MATERIAL FOR THIS EXERCISE:
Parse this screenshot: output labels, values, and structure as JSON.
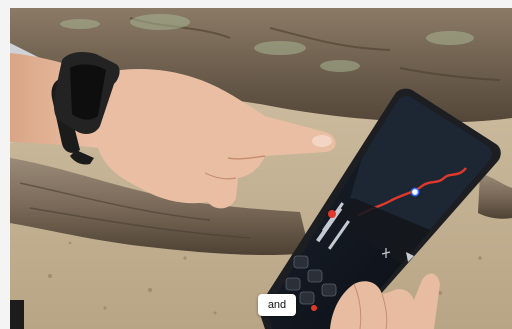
{
  "video": {
    "caption": "and"
  },
  "colors": {
    "page_bg": "#f4f4f4",
    "sand": "#b9a88f",
    "log": "#7d6d5d",
    "phone_body": "#1c1e22",
    "screen_dark": "#0e1118",
    "route_line": "#e0392b",
    "watch": "#1b1b1b",
    "skin": "#e6b79d"
  }
}
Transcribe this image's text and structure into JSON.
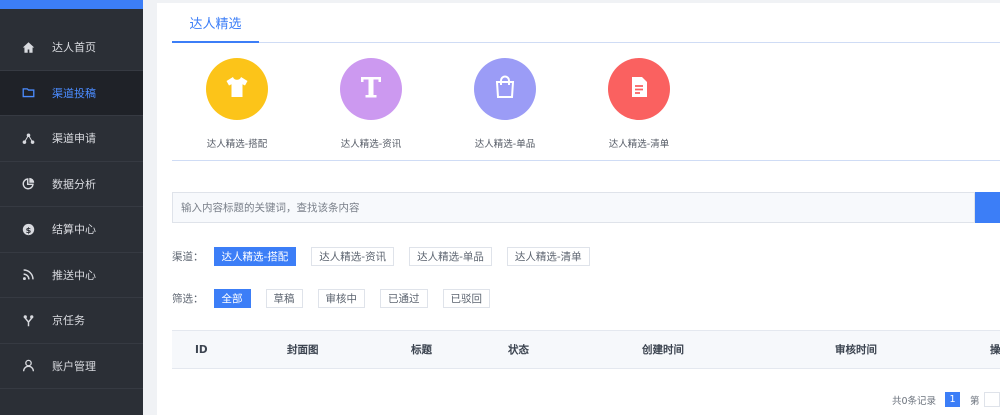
{
  "sidebar": {
    "accent": "#3c7ef7",
    "items": [
      {
        "label": "达人首页",
        "icon": "home-icon"
      },
      {
        "label": "渠道投稿",
        "icon": "folder-icon",
        "active": true
      },
      {
        "label": "渠道申请",
        "icon": "share-icon"
      },
      {
        "label": "数据分析",
        "icon": "pie-chart-icon"
      },
      {
        "label": "结算中心",
        "icon": "dollar-icon"
      },
      {
        "label": "推送中心",
        "icon": "rss-icon"
      },
      {
        "label": "京任务",
        "icon": "task-icon"
      },
      {
        "label": "账户管理",
        "icon": "user-icon"
      }
    ]
  },
  "main": {
    "tab": "达人精选",
    "channels": [
      {
        "label": "达人精选-搭配",
        "icon": "tshirt-icon",
        "color": "#fcc419"
      },
      {
        "label": "达人精选-资讯",
        "icon": "letter-t-icon",
        "color": "#cc99f0"
      },
      {
        "label": "达人精选-单品",
        "icon": "shopping-bag-icon",
        "color": "#9b9cf6"
      },
      {
        "label": "达人精选-清单",
        "icon": "document-icon",
        "color": "#fa6160"
      }
    ],
    "search": {
      "placeholder": "输入内容标题的关键词，查找该条内容"
    },
    "channel_filter": {
      "label": "渠道：",
      "options": [
        "达人精选-搭配",
        "达人精选-资讯",
        "达人精选-单品",
        "达人精选-清单"
      ],
      "selected": "达人精选-搭配"
    },
    "status_filter": {
      "label": "筛选：",
      "options": [
        "全部",
        "草稿",
        "审核中",
        "已通过",
        "已驳回"
      ],
      "selected": "全部"
    },
    "table": {
      "columns": [
        "ID",
        "封面图",
        "标题",
        "状态",
        "创建时间",
        "审核时间",
        "操"
      ]
    },
    "pagination": {
      "total_text": "共0条记录",
      "current_page": "1",
      "jump_label": "第"
    }
  }
}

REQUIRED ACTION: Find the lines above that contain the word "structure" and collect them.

ANSWER TO THE PROBLEM:
Parse this screenshot: output labels, values, and structure as JSON.
Transcribe this image's text and structure into JSON.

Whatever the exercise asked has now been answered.